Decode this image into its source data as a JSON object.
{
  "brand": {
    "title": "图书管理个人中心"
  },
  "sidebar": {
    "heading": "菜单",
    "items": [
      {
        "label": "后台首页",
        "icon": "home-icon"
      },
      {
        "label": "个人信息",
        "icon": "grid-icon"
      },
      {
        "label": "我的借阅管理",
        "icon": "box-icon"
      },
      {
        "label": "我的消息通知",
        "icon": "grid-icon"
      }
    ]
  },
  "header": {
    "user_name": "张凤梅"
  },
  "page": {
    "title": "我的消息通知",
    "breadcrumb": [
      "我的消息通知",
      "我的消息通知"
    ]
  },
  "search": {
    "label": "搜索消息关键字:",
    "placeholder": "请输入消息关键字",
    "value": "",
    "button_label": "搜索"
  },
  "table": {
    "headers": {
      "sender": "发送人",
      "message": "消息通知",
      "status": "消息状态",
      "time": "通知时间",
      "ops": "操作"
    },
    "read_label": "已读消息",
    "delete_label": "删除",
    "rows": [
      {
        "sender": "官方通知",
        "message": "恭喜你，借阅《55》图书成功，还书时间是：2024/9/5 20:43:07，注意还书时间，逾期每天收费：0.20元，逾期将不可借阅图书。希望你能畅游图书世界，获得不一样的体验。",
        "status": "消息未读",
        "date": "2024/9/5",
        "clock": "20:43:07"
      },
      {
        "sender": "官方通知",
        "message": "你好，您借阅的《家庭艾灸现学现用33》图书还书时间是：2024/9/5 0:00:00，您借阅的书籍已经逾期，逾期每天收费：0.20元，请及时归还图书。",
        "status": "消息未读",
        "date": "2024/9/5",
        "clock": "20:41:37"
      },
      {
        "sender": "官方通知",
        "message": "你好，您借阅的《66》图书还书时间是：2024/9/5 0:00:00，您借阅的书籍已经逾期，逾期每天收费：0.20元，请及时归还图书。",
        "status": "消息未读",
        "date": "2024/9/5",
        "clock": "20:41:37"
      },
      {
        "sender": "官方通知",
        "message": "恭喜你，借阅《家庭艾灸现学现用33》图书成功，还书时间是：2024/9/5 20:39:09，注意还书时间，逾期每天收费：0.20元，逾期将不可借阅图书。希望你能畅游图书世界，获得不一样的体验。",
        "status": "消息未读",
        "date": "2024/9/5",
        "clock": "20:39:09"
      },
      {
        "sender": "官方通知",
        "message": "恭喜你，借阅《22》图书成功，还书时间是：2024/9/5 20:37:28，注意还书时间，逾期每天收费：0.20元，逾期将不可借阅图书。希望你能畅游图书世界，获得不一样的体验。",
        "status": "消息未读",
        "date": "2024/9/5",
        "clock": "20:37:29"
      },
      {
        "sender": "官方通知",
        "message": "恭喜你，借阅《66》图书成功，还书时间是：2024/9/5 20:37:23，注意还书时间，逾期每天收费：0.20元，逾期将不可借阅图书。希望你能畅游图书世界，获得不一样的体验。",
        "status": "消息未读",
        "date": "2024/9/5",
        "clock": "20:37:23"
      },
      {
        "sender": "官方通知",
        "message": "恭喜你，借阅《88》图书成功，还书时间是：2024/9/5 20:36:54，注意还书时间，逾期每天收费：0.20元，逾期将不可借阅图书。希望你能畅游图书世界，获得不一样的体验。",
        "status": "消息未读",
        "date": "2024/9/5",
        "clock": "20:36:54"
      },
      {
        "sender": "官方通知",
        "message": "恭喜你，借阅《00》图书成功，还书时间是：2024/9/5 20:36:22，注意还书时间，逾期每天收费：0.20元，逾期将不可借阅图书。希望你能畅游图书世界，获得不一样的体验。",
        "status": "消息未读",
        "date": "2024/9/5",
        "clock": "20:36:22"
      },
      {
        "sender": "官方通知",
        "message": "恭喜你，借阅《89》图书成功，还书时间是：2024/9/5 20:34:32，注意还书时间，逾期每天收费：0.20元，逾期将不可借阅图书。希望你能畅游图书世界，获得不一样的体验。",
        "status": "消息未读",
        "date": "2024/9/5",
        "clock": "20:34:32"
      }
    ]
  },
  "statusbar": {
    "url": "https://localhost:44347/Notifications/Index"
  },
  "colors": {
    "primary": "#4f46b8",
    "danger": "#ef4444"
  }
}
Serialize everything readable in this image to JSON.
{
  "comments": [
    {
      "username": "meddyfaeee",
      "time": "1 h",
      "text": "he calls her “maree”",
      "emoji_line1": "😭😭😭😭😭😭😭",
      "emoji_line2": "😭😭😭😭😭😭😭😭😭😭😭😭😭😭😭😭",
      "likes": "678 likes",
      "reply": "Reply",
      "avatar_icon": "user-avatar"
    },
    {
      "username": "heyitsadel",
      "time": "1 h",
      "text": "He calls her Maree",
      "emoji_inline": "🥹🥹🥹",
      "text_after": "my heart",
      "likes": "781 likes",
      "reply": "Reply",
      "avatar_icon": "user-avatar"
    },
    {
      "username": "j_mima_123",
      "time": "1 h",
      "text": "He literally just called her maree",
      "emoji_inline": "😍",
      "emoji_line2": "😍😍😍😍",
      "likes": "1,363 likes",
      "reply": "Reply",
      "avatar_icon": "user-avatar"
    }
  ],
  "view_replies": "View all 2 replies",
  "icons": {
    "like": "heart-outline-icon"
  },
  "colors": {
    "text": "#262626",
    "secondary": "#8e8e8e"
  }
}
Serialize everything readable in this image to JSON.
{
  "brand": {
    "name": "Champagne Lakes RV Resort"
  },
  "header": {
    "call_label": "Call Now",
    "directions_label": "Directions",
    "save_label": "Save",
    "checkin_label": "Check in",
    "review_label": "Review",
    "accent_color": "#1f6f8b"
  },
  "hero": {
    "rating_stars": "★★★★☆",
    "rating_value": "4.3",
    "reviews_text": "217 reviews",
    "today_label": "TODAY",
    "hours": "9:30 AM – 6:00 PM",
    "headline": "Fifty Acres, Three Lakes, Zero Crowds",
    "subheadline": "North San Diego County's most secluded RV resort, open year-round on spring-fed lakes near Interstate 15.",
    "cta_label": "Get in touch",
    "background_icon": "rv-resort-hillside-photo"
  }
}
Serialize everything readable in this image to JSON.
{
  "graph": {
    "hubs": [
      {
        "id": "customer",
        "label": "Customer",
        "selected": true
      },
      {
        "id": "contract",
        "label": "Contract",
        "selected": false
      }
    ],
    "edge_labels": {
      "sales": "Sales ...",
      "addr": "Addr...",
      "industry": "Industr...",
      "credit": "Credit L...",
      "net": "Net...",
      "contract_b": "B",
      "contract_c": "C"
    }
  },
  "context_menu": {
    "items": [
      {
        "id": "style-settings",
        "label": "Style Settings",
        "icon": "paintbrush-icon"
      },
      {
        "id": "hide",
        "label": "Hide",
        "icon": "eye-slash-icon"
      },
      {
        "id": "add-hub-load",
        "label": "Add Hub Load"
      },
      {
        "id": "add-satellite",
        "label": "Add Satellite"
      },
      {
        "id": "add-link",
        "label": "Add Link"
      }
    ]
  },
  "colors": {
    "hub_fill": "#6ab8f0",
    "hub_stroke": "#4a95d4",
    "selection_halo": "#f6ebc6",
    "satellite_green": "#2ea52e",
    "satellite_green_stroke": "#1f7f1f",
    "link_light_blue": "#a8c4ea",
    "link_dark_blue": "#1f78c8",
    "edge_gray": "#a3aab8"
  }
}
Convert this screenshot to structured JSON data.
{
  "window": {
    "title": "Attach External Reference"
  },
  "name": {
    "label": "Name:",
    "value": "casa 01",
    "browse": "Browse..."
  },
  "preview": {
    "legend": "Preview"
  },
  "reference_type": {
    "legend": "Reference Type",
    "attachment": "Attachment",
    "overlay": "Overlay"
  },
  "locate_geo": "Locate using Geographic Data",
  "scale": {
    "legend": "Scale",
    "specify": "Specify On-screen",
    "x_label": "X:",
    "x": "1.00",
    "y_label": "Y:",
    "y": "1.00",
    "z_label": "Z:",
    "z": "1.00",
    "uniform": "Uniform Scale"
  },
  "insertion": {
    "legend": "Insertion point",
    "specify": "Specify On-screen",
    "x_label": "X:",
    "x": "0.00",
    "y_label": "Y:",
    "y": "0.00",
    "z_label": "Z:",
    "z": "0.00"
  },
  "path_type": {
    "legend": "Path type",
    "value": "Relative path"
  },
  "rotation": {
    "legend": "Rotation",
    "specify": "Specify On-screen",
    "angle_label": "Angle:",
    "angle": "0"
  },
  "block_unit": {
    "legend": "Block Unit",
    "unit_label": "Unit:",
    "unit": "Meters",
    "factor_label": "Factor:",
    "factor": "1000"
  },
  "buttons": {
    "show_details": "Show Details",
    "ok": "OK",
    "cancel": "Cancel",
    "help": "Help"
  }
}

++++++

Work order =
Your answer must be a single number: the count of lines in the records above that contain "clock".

Task output =
9